» **Brief**: Note each line of the entries that includes "some". Then copy those lines.

--- Supplied records ---

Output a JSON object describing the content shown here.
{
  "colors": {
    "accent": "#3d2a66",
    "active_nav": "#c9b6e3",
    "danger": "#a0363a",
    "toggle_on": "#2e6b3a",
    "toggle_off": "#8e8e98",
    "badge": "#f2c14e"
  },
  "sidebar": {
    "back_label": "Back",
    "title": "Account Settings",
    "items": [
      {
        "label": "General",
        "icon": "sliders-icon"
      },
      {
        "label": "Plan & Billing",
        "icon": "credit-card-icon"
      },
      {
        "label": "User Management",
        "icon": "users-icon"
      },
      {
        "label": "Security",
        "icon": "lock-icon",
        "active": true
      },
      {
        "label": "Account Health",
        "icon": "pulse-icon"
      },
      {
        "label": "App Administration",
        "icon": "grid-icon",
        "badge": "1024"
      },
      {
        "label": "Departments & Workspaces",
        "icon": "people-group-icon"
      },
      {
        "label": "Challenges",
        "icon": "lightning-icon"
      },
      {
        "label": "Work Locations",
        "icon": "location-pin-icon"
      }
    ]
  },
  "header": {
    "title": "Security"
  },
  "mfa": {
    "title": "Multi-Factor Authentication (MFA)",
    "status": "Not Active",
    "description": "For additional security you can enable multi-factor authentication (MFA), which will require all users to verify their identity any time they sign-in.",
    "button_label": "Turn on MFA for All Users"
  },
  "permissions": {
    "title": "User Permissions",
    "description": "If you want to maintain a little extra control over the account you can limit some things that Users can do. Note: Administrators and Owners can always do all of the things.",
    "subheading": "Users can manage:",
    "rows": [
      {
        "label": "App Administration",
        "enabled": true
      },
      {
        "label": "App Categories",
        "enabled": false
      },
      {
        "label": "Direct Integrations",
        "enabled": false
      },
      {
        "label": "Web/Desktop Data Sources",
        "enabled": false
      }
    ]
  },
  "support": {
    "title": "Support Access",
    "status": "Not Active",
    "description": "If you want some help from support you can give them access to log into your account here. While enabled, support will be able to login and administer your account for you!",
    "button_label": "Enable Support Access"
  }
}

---
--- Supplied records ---

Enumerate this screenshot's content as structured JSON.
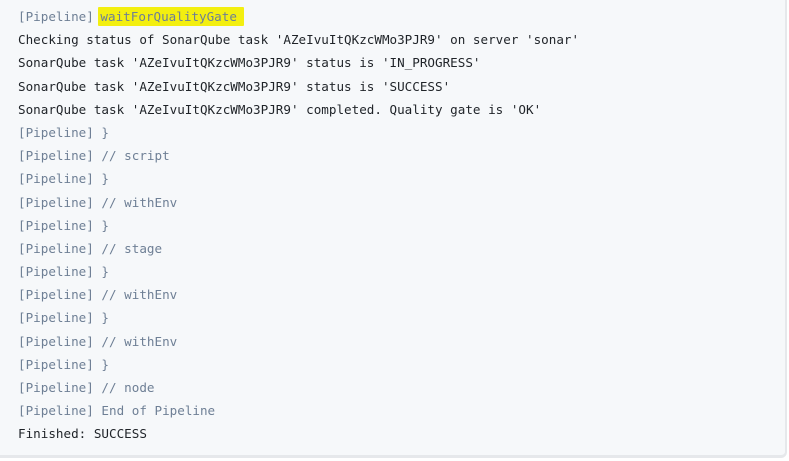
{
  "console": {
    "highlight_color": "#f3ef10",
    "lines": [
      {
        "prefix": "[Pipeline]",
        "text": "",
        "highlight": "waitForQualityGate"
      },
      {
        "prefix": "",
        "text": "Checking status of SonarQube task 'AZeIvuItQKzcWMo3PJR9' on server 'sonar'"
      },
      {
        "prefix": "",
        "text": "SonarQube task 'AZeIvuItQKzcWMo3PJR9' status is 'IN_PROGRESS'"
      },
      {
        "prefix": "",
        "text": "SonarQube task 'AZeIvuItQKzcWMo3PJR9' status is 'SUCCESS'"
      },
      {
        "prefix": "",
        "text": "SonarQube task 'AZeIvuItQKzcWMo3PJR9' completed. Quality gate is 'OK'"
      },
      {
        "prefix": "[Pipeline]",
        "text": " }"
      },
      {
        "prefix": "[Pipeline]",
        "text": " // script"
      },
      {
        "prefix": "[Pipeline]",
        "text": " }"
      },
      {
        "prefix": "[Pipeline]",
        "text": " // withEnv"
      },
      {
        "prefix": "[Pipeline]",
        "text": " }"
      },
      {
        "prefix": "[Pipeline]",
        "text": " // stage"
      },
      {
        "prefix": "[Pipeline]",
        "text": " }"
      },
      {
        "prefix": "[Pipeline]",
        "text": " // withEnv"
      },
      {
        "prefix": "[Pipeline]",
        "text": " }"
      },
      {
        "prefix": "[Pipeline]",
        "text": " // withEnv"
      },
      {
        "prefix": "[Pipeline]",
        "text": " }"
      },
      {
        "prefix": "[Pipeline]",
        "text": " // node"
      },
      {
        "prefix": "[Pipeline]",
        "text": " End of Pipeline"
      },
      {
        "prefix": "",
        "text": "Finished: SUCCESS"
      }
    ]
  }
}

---

» **Problem solution**:
    "description": "If you want to maintain a little extra control over the account you can limit some things that Users can do. Note: Administrators and Owners can always do all of the things.",
    "description": "If you want some help from support you can give them access to log into your account here. While enabled, support will be able to login and administer your account for you!",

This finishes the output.